**Task description**
List every line in this data where the string "plus" occurs.

(Dataset rows for apps and sites)
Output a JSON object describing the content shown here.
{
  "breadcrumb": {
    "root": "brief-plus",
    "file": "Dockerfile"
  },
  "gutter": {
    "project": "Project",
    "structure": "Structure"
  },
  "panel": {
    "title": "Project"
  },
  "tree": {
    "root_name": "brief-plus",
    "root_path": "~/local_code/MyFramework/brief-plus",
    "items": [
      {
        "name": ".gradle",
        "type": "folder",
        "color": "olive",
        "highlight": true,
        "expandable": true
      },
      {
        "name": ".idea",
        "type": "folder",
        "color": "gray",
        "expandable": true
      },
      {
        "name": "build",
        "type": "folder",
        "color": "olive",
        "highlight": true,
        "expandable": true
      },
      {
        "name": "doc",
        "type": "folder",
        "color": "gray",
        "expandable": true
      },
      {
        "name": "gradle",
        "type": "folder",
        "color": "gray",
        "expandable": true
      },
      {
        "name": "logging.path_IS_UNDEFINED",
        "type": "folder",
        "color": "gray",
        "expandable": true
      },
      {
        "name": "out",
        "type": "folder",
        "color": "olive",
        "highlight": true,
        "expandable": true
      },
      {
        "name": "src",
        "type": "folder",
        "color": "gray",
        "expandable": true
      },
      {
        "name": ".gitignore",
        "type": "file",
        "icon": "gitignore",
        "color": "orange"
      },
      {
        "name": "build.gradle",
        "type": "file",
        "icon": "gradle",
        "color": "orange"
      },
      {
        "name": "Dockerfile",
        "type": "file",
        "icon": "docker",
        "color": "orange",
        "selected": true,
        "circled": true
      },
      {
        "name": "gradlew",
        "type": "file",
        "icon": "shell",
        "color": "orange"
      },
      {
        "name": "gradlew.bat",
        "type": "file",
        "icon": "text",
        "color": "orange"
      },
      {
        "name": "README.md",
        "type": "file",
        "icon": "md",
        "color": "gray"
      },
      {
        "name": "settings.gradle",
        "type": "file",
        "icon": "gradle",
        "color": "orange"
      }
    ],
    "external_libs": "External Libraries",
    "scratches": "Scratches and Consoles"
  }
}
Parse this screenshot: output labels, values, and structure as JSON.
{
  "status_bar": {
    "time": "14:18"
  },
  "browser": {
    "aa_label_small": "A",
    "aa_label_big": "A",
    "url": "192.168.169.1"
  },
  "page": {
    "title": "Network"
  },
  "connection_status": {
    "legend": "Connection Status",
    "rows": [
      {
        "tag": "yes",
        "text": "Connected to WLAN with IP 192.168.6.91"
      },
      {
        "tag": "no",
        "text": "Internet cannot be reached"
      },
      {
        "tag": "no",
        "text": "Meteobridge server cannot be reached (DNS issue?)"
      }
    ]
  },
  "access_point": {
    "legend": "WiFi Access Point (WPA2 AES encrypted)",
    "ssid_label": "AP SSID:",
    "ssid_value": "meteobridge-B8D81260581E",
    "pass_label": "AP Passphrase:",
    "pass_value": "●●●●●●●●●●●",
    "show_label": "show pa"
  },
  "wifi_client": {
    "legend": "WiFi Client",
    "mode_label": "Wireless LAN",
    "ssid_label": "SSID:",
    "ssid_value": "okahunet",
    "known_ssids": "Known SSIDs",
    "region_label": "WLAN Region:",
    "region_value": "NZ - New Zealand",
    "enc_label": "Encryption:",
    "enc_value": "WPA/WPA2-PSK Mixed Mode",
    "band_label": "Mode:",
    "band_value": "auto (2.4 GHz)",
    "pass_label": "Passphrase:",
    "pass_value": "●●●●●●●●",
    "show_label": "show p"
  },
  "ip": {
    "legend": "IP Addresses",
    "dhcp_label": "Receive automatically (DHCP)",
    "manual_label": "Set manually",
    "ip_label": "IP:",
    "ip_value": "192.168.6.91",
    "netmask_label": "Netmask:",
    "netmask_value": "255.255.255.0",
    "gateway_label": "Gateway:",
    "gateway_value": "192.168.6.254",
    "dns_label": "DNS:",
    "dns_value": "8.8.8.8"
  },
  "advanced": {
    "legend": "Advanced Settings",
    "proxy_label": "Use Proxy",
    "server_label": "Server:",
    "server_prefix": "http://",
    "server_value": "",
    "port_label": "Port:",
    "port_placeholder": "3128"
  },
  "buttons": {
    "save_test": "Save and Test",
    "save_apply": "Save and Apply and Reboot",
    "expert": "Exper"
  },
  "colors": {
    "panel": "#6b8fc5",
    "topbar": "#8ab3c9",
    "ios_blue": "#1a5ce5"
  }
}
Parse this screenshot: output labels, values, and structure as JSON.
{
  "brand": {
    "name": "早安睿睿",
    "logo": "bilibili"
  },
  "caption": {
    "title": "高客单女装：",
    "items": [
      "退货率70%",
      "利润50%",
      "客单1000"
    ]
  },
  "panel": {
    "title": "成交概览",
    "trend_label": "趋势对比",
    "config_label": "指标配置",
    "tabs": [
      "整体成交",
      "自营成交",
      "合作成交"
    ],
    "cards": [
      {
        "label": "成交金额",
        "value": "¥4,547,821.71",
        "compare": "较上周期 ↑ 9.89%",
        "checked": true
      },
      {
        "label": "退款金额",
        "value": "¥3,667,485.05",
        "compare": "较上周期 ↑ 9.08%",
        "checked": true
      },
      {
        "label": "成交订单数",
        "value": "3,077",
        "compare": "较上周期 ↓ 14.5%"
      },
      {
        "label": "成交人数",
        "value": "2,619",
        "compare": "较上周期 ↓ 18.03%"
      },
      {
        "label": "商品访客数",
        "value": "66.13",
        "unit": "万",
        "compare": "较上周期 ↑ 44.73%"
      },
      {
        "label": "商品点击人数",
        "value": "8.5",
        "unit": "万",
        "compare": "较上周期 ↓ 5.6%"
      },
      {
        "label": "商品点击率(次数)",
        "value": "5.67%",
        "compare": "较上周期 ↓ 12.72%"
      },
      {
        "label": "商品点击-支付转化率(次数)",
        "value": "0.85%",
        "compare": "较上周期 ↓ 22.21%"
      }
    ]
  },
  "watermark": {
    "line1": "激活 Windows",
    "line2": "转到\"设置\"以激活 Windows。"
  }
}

**Reply**
    "root": "brief-plus",
    "root_name": "brief-plus",
    "root_path": "~/local_code/MyFramework/brief-plus",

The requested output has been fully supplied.